America’s Oldest World War II Vet Is Celebrating His 111th Birthday
With Lawrence Brooks’ annual bash canceled due to the coronavirus pandemic, The National World War II Museum is asking well-wishers to send birthday cards.
Lawrence Brooks, who is set to turn 111 on September 12, is believed to be the United States’ oldest living World War II veteran.
The supercentenarian has been celebrating his birthdays at The National WWII Museum in his native New Orleans since 2014. Sadly, this year, the coronavirus pandemic has forced the museum to take a different approach to the annual bash.
In lieu of cupcakes and kisses from the museum's vocal trio, The Victory Belles, the museum is asking well-wishers to send Brooks birthday cards via mail.
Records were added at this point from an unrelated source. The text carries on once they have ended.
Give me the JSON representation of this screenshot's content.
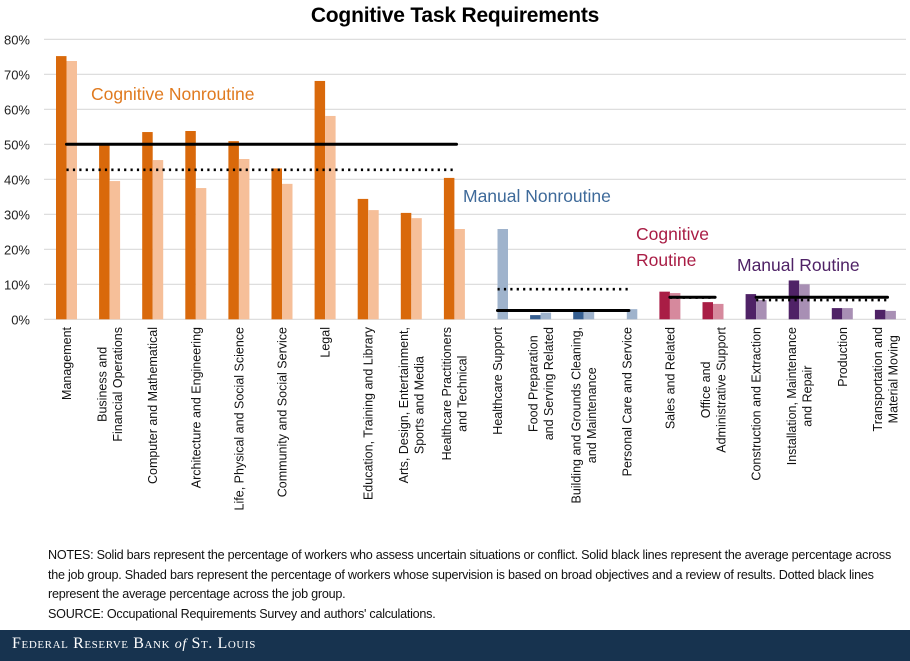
{
  "chart_data": {
    "type": "bar",
    "title": "Cognitive Task Requirements",
    "xlabel": "",
    "ylabel": "",
    "ylim": [
      0,
      80
    ],
    "yticks": [
      "0%",
      "10%",
      "20%",
      "30%",
      "40%",
      "50%",
      "60%",
      "70%",
      "80%"
    ],
    "grid": true,
    "categories": [
      "Management",
      "Business and Financial Operations",
      "Computer and Mathematical",
      "Architecture and Engineering",
      "Life, Physical and Social Science",
      "Community and Social Service",
      "Legal",
      "Education, Training and Library",
      "Arts, Design, Entertainment, Sports and Media",
      "Healthcare Practitioners and Technical",
      "Healthcare Support",
      "Food Preparation and Serving Related",
      "Building and Grounds Cleaning, and Maintenance",
      "Personal Care and Service",
      "Sales and Related",
      "Office and Administrative Support",
      "Construction and Extraction",
      "Installation, Maintenance and Repair",
      "Production",
      "Transportation and Material Moving"
    ],
    "category_label_lines": [
      [
        "Management"
      ],
      [
        "Business and",
        "Financial Operations"
      ],
      [
        "Computer and Mathematical"
      ],
      [
        "Architecture and Engineering"
      ],
      [
        "Life, Physical and Social Science"
      ],
      [
        "Community and Social Service"
      ],
      [
        "Legal"
      ],
      [
        "Education, Training and Library"
      ],
      [
        "Arts, Design, Entertainment,",
        "Sports and Media"
      ],
      [
        "Healthcare Practitioners",
        "and Technical"
      ],
      [
        "Healthcare Support"
      ],
      [
        "Food Preparation",
        "and Serving Related"
      ],
      [
        "Building and Grounds Cleaning,",
        "and Maintenance"
      ],
      [
        "Personal Care and Service"
      ],
      [
        "Sales and Related"
      ],
      [
        "Office and",
        "Administrative Support"
      ],
      [
        "Construction and Extraction"
      ],
      [
        "Installation, Maintenance",
        "and Repair"
      ],
      [
        "Production"
      ],
      [
        "Transportation and",
        "Material Moving"
      ]
    ],
    "series": [
      {
        "name": "Assess uncertain situations or conflict (solid bars)",
        "values": [
          75.2,
          49.7,
          53.5,
          53.8,
          50.9,
          43.1,
          68.1,
          34.4,
          30.4,
          40.4,
          0.0,
          1.2,
          2.9,
          0.0,
          7.9,
          4.9,
          7.2,
          11.1,
          3.2,
          2.7
        ]
      },
      {
        "name": "Supervision based on broad objectives and review of results (shaded bars)",
        "values": [
          73.8,
          39.5,
          45.5,
          37.5,
          45.8,
          38.7,
          58.1,
          31.2,
          28.9,
          25.8,
          25.8,
          1.9,
          2.9,
          2.9,
          7.5,
          4.4,
          5.5,
          10.0,
          3.2,
          2.4
        ]
      }
    ],
    "groups": [
      {
        "name": "Cognitive Nonroutine",
        "label_lines": [
          "Cognitive  Nonroutine"
        ],
        "start": 0,
        "end": 9,
        "solid_avg": 50.0,
        "dotted_avg": 42.7,
        "solid_color": "#d9690b",
        "shaded_color": "#f6bf99",
        "label_color": "#e07a1f"
      },
      {
        "name": "Manual Nonroutine",
        "label_lines": [
          "Manual Nonroutine"
        ],
        "start": 10,
        "end": 13,
        "solid_avg": 2.5,
        "dotted_avg": 8.6,
        "solid_color": "#365f91",
        "shaded_color": "#9fb3cc",
        "label_color": "#3e6a9a"
      },
      {
        "name": "Cognitive Routine",
        "label_lines": [
          "Cognitive",
          "Routine"
        ],
        "start": 14,
        "end": 15,
        "solid_avg": 6.3,
        "dotted_avg": 6.2,
        "solid_color": "#a91d45",
        "shaded_color": "#d6899d",
        "label_color": "#a91d45"
      },
      {
        "name": "Manual Routine",
        "label_lines": [
          "Manual Routine"
        ],
        "start": 16,
        "end": 19,
        "solid_avg": 6.3,
        "dotted_avg": 5.5,
        "solid_color": "#4f2266",
        "shaded_color": "#a88fb4",
        "label_color": "#4f2266"
      }
    ],
    "legend": "none"
  },
  "notes": {
    "line1": "NOTES: Solid bars represent the percentage of workers who assess uncertain situations or conflict. Solid black lines represent the average percentage across the job group. Shaded bars represent the percentage of workers whose supervision is based on broad objectives and a review of results. Dotted black lines represent the average percentage across the job group.",
    "source": "SOURCE: Occupational Requirements Survey and authors' calculations."
  },
  "footer": {
    "brand_before": "Federal Reserve Bank",
    "brand_of": "of",
    "brand_after": "St. Louis"
  }
}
On his birthday, museum staff will deliver the cards to Brooks' home, and The Victory Belles will serenade him from a safe distance.
"We just thought there has to be some way that we can still celebrate him in a way that is safe but also gets more people involved," museum spokesperson Amber Mitchell told CNN. "If we aren't able to gather in ways that we're used to, we can always invent new ways to connect or rediscover old ways, like you would with a birthday card."
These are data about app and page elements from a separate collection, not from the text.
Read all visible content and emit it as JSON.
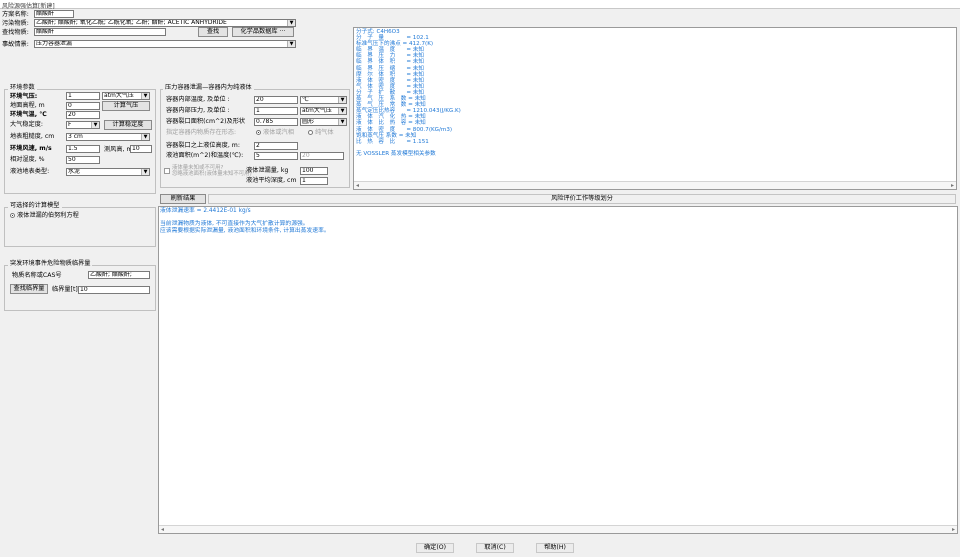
{
  "window": {
    "title": "风险源强估算[新建]"
  },
  "top": {
    "scheme_label": "方案名称:",
    "scheme_value": "醋酸酐",
    "pollutant_label": "污染物质:",
    "pollutant_value": "乙酸酐; 醋酸酐; 氧化乙酰; 乙酰化氧; 乙酐; 醋酐; ACETIC ANHYDRIDE",
    "query_label": "查找物质:",
    "query_value": "醋酸酐",
    "find_btn": "查找",
    "db_btn": "化学品数据库 ···",
    "scenario_label": "事故情景:",
    "scenario_value": "压力容器泄漏"
  },
  "env": {
    "title": "环境参数",
    "pressure_label": "环境气压:",
    "pressure_value": "1",
    "pressure_unit": "atm大气压",
    "altitude_label": "地面高程, m",
    "altitude_value": "0",
    "calc_btn": "计算气压",
    "temp_label": "环境气温, ℃",
    "temp_value": "20",
    "stability_label": "大气稳定度:",
    "stability_value": "F",
    "stability_btn": "计算稳定度",
    "roughness_label": "地表粗糙度, cm",
    "roughness_value": "3 cm",
    "wind_label": "环境风速, m/s",
    "wind_value": "1.5",
    "windh_label": "测风高, m",
    "windh_value": "10",
    "humidity_label": "相对湿度, %",
    "humidity_value": "50",
    "ground_label": "液池地表类型:",
    "ground_value": "水泥"
  },
  "vessel": {
    "title": "压力容器泄漏—容器内为纯液体",
    "temp_label": "容器内部温度, 及单位 :",
    "temp_value": "20",
    "temp_unit": "℃",
    "press_label": "容器内部压力, 及单位 :",
    "press_value": "1",
    "press_unit": "atm大气压",
    "area_label": "容器裂口面积(cm^2)及形状",
    "area_value": "0.785",
    "shape_value": "圆形",
    "state_label": "指定容器内物质存在形态:",
    "state_opt1": "液体或汽相",
    "state_opt2": "纯气体",
    "height_label": "容器裂口之上液位高度, m:",
    "height_value": "2",
    "pool_label": "液池面积(m^2)和温度(℃):",
    "pool_area": "5",
    "pool_temp": "20",
    "chk_label1": "液体量未知或不可用?",
    "chk_label2": "忽略液池面积(液体量未知不可用)",
    "mass_label": "液体泄漏量, kg",
    "mass_value": "100",
    "depth_label": "液池平均深度, cm",
    "depth_value": "1"
  },
  "props": [
    "分子式: C4H6O3",
    "分　子　量　　　　= 102.1",
    "标准气压下的沸点 = 412.7(K)",
    "临　界　温　度　　= 未知",
    "临　界　压　力　　= 未知",
    "临　界　体　积　　= 未知",
    "临　界　压　缩　　= 未知",
    "摩　尔　体　积　　= 未知",
    "液　体　密　度　　= 未知",
    "气　体　密　度　　= 未知",
    "分　子　扩　散　　= 未知",
    "蒸　气　压　系　数 = 未知",
    "蒸　气　压　常　数 = 未知",
    "蒸气定压比热容　　= 1210.043(J/KG.K)",
    "液　体　汽　化　热 = 未知",
    "液　体　比　热　容 = 未知",
    "液　体　密　度　　= 800.7(KG/m3)",
    "饱和蒸气压 系数 = 未知",
    "比　热　容　比　　= 1.151",
    "",
    "无 VOSSLER 蒸发模型相关参数"
  ],
  "tabs": {
    "refresh": "刷新结果",
    "risk": "风险评价工作等级划分"
  },
  "results": [
    "液体泄漏速率 = 2.4412E-01 kg/s",
    "",
    "当前泄漏物质为液体, 不可直接作为大气扩散计算的源强。",
    "应该需要根据实际泄漏量, 液池面积和环境条件, 计算出蒸发速率。"
  ],
  "model": {
    "title": "可选择的计算模型",
    "option": "液体泄漏的伯努利方程"
  },
  "sudden": {
    "title": "突发环境事件危险物质临界量",
    "name_label": "物质名称或CAS号",
    "name_value": "乙酸酐; 醋酸酐;",
    "btn": "查找临界量",
    "qty_label": "临界量[t]:",
    "qty_value": "10"
  },
  "footer": {
    "ok": "确定(O)",
    "cancel": "取消(C)",
    "help": "帮助(H)"
  }
}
Born in Norwood, Louisiana, on September 12, 1909, Brooks served in the predominantly Black 91st Engineer Battalion, which was stationed in New Guinea and then the Philippines during World War II. According to the museum, he was a servant to three white officers in his battalion and attained the rank of Private 1st Class during the war.
After the war, Brooks worked as a forklift operator before retiring at age 70. He has five children, five stepchildren, 13 grandchildren, and 22 great-grandchildren. His second wife Leona died shortly after they were evacuated by helicopter following Hurricane Katrina in 2005. He's been a widower ever since.
He credits his good health with long walks and chewing gum, a habit he used to replace cigarettes.
“I’ve started to think about not having many birthdays left. But I’m not worried about it, because God has let me live this long already," Brooks told Fox News last year. “I think it’s because I’ve always liked people so much. Oh yes, I do.”
To join this year’s celebration, send a card to:
The National WWII Museum
c/o Happy 111th Mr. Brooks!
945 Magazine Street
New Orleans, LA 70130